Data about app and page elements —

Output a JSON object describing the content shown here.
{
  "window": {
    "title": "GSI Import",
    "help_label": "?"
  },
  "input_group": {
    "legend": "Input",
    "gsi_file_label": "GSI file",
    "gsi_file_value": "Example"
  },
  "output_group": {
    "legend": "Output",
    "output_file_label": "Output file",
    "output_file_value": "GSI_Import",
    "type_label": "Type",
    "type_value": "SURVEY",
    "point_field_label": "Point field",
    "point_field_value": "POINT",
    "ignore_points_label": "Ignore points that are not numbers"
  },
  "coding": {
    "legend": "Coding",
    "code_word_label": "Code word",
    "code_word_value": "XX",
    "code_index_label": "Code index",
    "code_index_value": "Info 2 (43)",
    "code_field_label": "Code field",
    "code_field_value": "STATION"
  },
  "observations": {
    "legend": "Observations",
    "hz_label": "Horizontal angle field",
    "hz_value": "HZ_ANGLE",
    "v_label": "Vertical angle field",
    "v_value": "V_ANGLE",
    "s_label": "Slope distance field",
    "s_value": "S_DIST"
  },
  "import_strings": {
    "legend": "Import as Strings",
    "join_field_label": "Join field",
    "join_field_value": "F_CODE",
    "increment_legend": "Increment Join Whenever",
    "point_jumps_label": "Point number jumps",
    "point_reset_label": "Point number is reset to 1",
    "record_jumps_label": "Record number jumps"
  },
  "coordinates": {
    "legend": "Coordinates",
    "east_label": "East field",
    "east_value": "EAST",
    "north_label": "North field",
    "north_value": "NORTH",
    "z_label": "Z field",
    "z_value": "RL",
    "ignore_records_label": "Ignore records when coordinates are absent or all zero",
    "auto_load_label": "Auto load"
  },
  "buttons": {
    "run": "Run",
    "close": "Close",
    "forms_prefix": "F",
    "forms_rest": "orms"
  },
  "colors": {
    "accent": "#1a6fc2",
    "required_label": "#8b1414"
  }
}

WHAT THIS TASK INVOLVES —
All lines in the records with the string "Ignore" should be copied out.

RESPONSE AREA —
    "ignore_points_label": "Ignore points that are not numbers"
    "ignore_records_label": "Ignore records when coordinates are absent or all zero",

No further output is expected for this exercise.